Our Problem with NEIL GAIMAN

Justin: I've sure I've lost half of you already just with the title, but before I go any further let me just get one thing out of the way: I think The Sandman is one of the greatest comics of all time, and I have no problem with it in terms of its execution: artwork, writing, and thematic depth and unity. I couldn't recommend it more. That being said...

Hey Fandom, Up Yours!

It's not often that I feel so in sympathy with one of Swifty's posts that I feel it calls for an immediate followup on essentially the same theme. However, the last one calls for it. I've never had much tolerance for "fans" of anything. This isn't to imply that I've never been so overawed by something that I haven't sung its praises in exorbitant, losing-your-shit-like-a-schoolgirl-with-her-first-period fashion. Far from it; in fact I'd distrust someone who never confessed to being blown away (see: people who think they can write but have never read anything, people who want to make films but only watch Hollywood). However, I've never seen the point of identifying yourself so strongly with any one artwork or belief, cause or culture. Simply put: it's reductive. Say someone says they're a furry. Well, what the hell else are they - a Republican? How can anybody tell, there's no way to see the forest for the fursuits. Just to brea

Revision of Kirksman87's "A Hundred Dollars"

My comments in bold. Kirksman87 's in regular text.

The brilliance of Yasunari Kawabata

At first glance, Yasunari Kawabata wouldn't seem to fit the conventions of a Nobel-prize winning author. He doesn't overreach for big themes, he doesn't make grand pronouncements about the human condition or the inevitability of war and discrimination; and his prose style (at least in English translation - I've tried reading the original Japanese and it ain't easy) is lucid and free of fancy diction. None of his books are intimidating, plus-sized tomes crammed with psyche-penetrating monologues and dissections of the spirit - far from it, in fact: you could read most of them in a day, or a couple of hours if you're fast. There are few large, decisive gestures: Kawabata's characters don't embrace life so much as stand outside of it looking vaguely perplexed and distant.

T.M. Umar's "avant-garde" tale of revisiting Malaysian Independence through time-traveling

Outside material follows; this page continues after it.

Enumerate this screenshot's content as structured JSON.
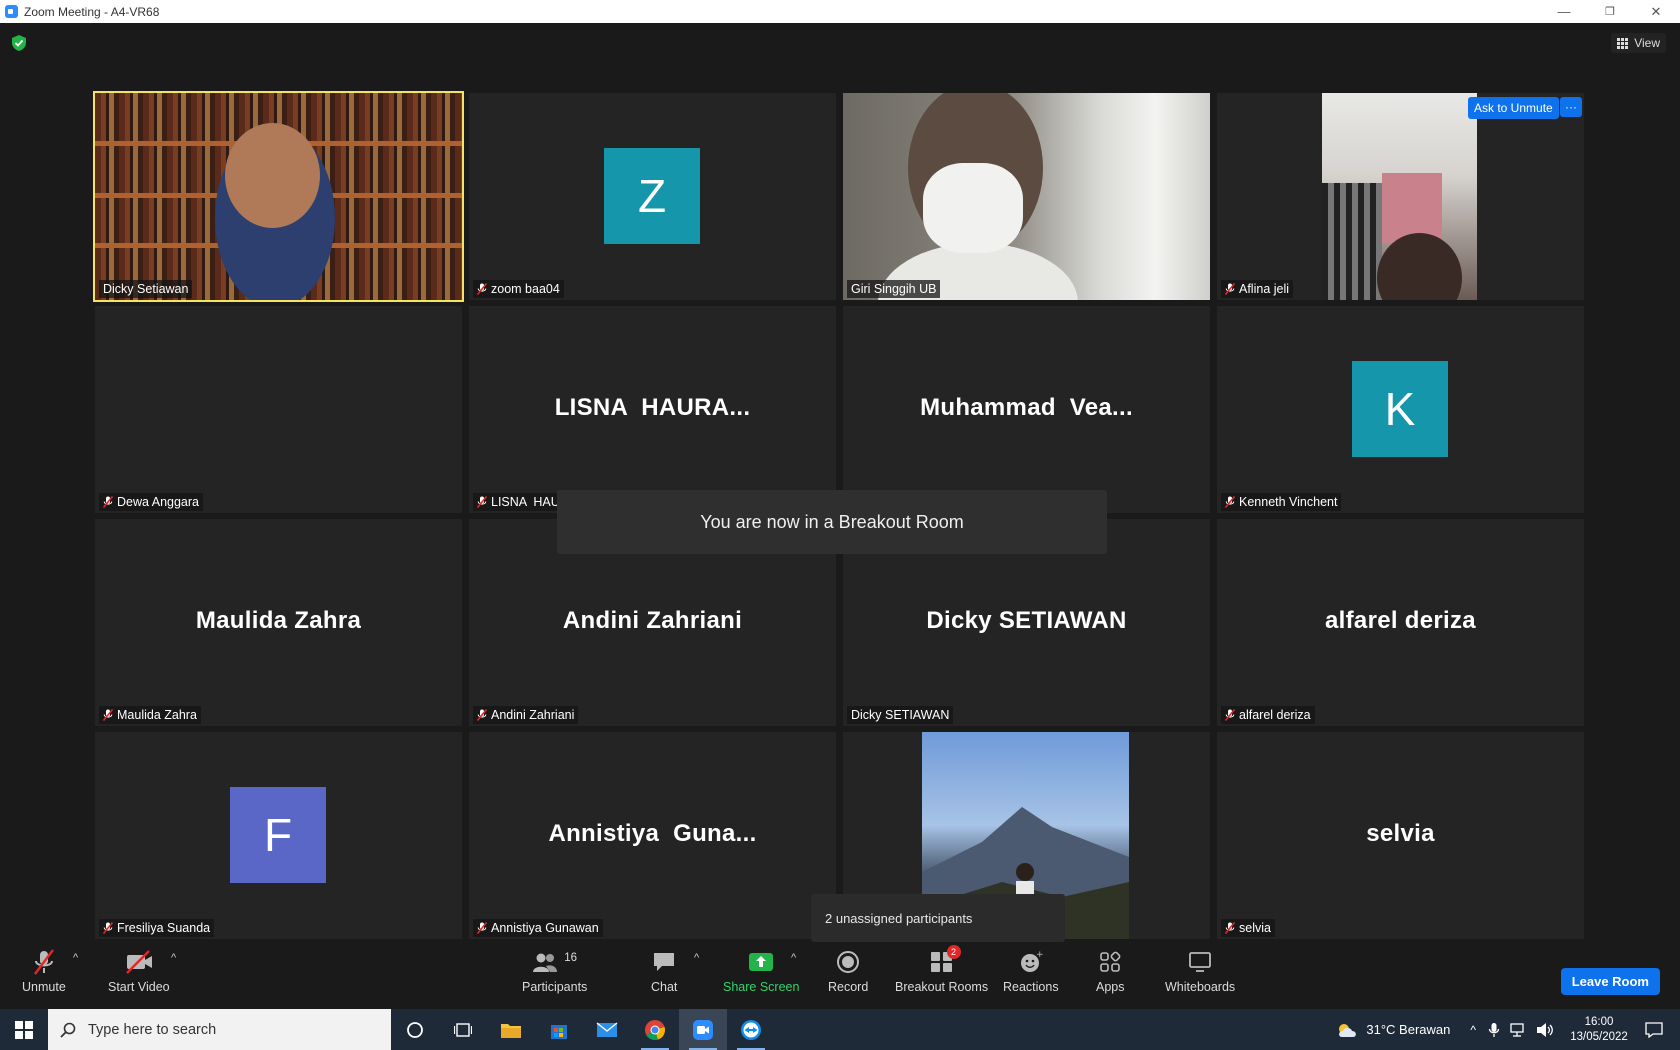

On Thursday, August 25th, 2005, Edmund Yeo sent me T.M. Umar's script-story "The 50's Project" with the intention that I would edit and/or critique it. I set to the task with aplomb, only to find that the text consisted of nothing but implausible dialogue in the service of some kind of time-travel plot to discover the origins of Malaysia. There was nothing of narrative or grammatical interest. Faced with my assignment yet unable to continue reading, the only thing I could do was apply William S. Burroughs' cut-up technique to the text, interspersed with any random observations that Umar's subliterate nonsense prompted in me. The results are as follows. T.M. Umar's text is represented in regular font. My comments are represented in bold. The original text is presented mostly in excerpts, as to inflict its full length on readers would be an unpardonable offense.

Creative works that made me want to LIVE

It has come to my attention, mostly through the previous post, that Eliar Swiftfire has been suffering from the ever-traumatic post-creative depression. Being familiar with this myself, I have decided to alleviate the condition by posting a list of all the creative works that have ever made me want to LIVE. Seeing as I'm a pretty negative guy, it's taken a while to get this much. If any of disagree with any of this you probably have bad taste (kidding), but prove me wrong by posting your own shit in reply.